Arctic foxes are adapted to survive in the harsh environment of the Arctic Tundra through various means. One such adaptation is their thick, white fur, which keeps them warm through insulation and repels water. They also have small bodies, short snouts, small ears, and paws coated in fur to reduce heat loss. Arctic foxes are opportunistic predators who feed on small rodents like lemmings during the winter months and eat berries, fish, and birds in the summer and fall. They breed in early spring and have litters of 4-15 pups, with an average of a 3-4 year lifespan in the wild.
The Arctic Tundra is a harsh environment, characterized by extremely low winter temperatures, short growing seasons, and low biodiversity. However, despite these challenging conditions, the Arctic fox thrives in this region. In this article, we will explore how Arctic foxes have adapted to life in the Arctic tundra, how they manage to survive in such a hostile environment, and some interesting facts about the species.

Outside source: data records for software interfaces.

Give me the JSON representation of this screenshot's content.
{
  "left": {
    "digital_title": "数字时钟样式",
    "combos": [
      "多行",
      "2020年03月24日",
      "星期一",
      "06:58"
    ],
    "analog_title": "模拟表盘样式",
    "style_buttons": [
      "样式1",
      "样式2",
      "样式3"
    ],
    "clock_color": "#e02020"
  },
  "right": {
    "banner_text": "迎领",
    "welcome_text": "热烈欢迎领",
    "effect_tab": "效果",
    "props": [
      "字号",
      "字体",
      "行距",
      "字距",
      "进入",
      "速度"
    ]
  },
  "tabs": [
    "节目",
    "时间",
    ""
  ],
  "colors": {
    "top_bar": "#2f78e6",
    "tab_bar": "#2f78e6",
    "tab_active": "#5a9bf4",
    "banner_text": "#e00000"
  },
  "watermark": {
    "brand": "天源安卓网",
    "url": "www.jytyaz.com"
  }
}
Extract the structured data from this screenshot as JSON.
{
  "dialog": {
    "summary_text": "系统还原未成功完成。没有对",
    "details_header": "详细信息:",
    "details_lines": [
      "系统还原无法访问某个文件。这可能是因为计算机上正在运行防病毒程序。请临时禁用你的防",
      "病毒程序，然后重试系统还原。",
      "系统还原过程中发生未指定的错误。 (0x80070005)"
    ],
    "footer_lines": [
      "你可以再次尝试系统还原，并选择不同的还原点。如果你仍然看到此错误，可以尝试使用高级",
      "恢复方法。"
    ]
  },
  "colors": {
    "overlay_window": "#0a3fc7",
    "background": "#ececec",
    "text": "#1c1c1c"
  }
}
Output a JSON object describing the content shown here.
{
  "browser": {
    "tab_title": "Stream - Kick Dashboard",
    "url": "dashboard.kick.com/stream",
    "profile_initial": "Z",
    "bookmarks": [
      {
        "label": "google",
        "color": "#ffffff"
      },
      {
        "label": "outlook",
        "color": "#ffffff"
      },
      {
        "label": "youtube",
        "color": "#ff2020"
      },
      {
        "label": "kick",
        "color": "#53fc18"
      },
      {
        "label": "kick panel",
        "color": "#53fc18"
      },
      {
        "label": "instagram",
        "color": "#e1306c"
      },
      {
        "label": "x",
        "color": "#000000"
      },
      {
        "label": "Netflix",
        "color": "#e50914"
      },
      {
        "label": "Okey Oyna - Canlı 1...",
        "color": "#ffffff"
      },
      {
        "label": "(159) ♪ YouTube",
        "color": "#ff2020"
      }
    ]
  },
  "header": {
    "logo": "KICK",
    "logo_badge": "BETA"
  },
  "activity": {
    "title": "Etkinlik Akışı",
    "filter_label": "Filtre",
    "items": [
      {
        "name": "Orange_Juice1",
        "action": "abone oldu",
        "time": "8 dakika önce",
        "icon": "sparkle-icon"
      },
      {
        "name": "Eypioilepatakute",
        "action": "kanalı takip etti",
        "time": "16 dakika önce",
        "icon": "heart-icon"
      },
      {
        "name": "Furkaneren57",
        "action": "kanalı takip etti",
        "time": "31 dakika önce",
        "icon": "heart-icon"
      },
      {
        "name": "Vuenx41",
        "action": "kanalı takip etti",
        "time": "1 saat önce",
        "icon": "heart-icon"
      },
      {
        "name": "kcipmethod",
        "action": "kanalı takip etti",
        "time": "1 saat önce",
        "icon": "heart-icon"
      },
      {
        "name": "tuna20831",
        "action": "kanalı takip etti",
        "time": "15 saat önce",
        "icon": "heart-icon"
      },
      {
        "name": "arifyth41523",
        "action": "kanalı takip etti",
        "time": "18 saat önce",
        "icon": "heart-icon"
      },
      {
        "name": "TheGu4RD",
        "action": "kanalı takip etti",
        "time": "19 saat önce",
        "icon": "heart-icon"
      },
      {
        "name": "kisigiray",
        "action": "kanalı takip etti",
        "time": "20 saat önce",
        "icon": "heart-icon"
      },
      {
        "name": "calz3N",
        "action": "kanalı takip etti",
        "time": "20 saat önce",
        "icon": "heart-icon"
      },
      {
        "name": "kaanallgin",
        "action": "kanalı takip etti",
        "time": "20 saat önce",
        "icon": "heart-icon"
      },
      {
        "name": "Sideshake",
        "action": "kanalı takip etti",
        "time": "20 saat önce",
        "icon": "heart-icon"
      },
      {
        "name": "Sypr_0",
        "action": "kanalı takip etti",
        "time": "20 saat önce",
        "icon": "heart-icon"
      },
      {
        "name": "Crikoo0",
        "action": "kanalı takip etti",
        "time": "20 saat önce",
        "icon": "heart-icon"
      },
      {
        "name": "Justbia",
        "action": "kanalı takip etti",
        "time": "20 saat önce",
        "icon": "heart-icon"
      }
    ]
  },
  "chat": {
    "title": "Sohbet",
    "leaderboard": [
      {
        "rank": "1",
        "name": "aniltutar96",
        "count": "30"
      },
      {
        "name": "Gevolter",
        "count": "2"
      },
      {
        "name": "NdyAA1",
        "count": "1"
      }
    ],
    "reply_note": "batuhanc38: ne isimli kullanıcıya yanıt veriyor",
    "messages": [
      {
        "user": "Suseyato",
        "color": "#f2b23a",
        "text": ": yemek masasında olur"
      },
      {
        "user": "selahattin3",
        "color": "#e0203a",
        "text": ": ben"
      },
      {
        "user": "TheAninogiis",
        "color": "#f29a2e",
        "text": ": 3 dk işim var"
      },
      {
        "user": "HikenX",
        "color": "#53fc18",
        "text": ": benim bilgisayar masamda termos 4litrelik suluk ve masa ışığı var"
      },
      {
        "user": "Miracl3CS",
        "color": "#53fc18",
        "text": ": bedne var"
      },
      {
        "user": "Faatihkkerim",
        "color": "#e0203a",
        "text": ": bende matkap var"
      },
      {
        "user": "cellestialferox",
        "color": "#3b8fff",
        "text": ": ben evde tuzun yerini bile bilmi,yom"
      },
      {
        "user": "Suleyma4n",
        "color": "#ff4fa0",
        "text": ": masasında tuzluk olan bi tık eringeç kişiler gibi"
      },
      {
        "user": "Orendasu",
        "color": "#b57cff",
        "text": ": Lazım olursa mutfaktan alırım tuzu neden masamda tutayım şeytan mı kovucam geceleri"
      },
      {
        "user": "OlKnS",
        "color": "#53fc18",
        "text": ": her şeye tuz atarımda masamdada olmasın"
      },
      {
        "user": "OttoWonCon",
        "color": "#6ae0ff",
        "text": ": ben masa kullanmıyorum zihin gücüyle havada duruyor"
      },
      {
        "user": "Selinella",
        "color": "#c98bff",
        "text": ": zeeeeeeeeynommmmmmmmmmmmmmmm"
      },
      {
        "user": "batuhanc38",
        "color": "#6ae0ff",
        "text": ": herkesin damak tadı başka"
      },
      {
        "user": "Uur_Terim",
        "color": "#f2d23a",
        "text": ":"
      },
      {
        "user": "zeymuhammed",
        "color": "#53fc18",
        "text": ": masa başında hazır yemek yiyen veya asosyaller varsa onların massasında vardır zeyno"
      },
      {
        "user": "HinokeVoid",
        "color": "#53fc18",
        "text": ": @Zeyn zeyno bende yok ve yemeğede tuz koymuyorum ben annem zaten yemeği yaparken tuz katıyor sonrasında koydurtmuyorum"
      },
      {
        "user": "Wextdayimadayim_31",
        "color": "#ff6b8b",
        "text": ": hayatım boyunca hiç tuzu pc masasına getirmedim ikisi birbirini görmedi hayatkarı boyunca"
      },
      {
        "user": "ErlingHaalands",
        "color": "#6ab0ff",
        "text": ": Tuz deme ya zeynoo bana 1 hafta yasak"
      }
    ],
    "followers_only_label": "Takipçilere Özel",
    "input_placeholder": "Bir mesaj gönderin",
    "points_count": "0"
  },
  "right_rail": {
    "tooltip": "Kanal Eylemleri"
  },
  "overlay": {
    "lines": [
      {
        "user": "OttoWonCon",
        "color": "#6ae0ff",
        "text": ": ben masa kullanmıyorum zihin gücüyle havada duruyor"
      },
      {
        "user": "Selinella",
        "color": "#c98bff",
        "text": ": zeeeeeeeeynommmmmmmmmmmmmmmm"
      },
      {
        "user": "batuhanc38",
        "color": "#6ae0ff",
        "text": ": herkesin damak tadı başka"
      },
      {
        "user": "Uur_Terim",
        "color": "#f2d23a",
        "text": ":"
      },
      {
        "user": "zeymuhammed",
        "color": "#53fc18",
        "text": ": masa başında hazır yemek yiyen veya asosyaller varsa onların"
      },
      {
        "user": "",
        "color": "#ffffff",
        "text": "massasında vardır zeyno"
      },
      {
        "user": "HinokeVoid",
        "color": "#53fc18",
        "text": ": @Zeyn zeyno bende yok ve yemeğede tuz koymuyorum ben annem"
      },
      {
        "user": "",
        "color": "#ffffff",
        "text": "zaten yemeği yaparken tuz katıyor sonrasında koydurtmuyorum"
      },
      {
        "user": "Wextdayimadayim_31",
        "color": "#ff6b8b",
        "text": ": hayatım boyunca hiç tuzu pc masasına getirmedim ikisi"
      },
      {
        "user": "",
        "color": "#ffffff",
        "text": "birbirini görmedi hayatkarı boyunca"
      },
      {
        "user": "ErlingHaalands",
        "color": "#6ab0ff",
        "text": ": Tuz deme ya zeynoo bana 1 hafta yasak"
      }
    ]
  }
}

Adaptations of Arctic Foxes
Arctic foxes have adapted to life in the Arctic Tundra in several ways. One of the most notable adaptations is their thick, white fur that helps keep them warm during the winter months. This fur is made up of two layers, an undercoat and an outer layer. The undercoat provides insulation, while the outer layer is water-repellent, keeping the fox dry.
Another adaptation is their small size, which reduces heat loss, making it easier for them to retain body heat in the cold climate. Arctic foxes also have a short, round snout and small ears, which prevents heat loss from their bodies. Additionally, their paws are covered in fur, which insulates them from the snow.
Feeding Habits of Arctic Foxes
Arctic foxes are omnivores, eating both meat and plant material. Their diet changes depending on the availability of food in their environment. During the winter months, when food is scarce, they rely on small rodents, such as lemmings, as their primary source of food. In the summer and fall, they eat birds, fish, and berries.
Reproduction and Life in the Arctic Tundra
Arctic foxes breed in early spring, with litters ranging from 4-15 pups. The mother fox raises the young, while the father brings food back to the den. The pups stay with their mother for a year, learning how to survive in the harsh environment of the Arctic tundra.
Arctic foxes are solitary animals, coming together only to breed. They are also known for their ability to travel long distances over snow and ice, sometimes up to 100 km in a single day. Arctic foxes have an average lifespan of 3-4 years in the wild.
Frequently Asked Questions
Q: How do Arctic foxes find food in the winter?
A: Arctic foxes are opportunistic predators, and they hunt small rodents, such as lemmings, as their primary source of food. They are able to locate these animals by using their acute sense of hearing and smell.
Q: How do Arctic foxes survive in such a harsh environment?
A: Arctic foxes have several adaptations that allow them to survive in the harsh environment of the Arctic tundra, including thick white fur, small size, and insulated paws. They also have extremely good hearing and smell which helps them locate food and predators.
Q: How do Arctic foxes stay warm in the winter?
A: Arctic foxes have thick white fur that provides insulation, preventing heat loss. Their fur is made up of two layers, an undercoat and an outer layer. The undercoat provides insulation, while the outer layer is water-repellent, keeping the fox dry.
Q: What is the lifespan of an Arctic fox?
A: Arctic foxes have an average lifespan of 3-4 years in the wild.